"These are all Dr. Seuss fish mixed with the B-24 Liberator. They all have different markings from different theaters of the war they were based in.
Overall this is a continuing series of my fish morphed with World War II aircrafts. All of the fish are native North American species, except for the Dr. Seuss fish, which I am assuming are American as well.
Since this release is close to D-Day, many of the fish are marked with D-Day invasion stripes. The allies had all of their planes marked black and white so there would be less confusion during the landing.
Some of the adversaries in these pieces are my standard goldfish crackers, marked with either German or Japanese insignias." - Derek Hess
This RUN comes signed,numbered and with a Certificate of Authenticity from Derek Hess and 1xRUN.
From concert posters to politically charged fine art pieces, Cleveland-based artist Derek Hess has tested the waters of both the music and art world for over 15 years.
Growth, in general, has been an unwavering theme throughout both Hess’ personal and professional life. From a young age, Hess was transfixed by his father Roy’s ability to create on paper the images of planes and tanks that his son had swimming in his head.
Always a fan of music, Hess began booking shows at the Euclid Tavern, a staple for cover bands and blues at the time. Hess soon began to curtail the format of the bands being brought to the tavern into something he liked and was comfortable with. He also started creating the promotional flyers for the shows using his own unique vision and a play off the bands names and genre.

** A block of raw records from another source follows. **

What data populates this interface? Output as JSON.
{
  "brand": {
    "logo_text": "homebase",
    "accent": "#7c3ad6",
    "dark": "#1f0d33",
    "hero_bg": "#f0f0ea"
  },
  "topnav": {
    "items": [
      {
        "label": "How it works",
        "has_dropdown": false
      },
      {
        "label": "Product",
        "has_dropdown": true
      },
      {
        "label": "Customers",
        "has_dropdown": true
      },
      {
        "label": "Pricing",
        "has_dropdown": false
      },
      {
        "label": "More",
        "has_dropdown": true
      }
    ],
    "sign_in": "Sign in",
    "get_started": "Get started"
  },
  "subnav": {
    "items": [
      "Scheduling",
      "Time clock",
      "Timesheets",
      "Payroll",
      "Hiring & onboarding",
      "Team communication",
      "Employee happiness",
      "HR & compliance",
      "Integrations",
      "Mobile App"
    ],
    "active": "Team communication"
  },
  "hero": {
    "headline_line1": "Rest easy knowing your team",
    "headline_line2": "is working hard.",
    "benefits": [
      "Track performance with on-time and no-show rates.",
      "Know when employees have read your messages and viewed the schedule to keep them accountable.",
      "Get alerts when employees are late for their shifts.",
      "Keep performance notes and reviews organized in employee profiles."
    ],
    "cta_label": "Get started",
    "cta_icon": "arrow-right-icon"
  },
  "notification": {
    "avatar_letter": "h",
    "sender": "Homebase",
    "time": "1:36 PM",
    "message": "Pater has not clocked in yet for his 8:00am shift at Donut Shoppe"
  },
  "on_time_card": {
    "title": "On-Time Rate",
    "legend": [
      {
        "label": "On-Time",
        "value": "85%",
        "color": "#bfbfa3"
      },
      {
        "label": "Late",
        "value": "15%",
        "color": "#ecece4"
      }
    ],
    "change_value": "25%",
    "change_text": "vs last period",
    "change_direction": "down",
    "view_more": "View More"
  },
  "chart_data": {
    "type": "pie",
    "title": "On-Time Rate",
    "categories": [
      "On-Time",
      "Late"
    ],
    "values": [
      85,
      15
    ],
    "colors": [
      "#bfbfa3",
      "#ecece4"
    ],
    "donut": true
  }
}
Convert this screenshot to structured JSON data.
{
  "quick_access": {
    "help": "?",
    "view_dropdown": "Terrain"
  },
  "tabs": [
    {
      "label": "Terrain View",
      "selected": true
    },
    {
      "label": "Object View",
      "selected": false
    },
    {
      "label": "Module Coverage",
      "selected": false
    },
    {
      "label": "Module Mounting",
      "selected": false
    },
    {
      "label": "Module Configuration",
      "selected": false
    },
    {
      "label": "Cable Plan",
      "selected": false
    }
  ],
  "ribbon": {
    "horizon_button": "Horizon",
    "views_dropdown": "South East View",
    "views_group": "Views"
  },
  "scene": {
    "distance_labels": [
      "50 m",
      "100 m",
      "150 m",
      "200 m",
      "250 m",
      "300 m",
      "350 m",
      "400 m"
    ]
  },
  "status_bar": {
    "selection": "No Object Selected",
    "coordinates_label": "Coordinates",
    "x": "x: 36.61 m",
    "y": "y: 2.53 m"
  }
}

More recently, Hess started a clothing line, Strhess, as well as Hessfest and the Strhess Tour, a collaboration of music and art that features bands such as Thursday, Shadow’s Fall, Stretch Arm Strong and Taking Back Sunday.
Hess’ art has been able to transcend genres as well as generations, which is icing on the cake for the artist. “At the end of the day I’d like, ideally, for all of my art to be technically sound. That, to me, is what makes a successful artist.”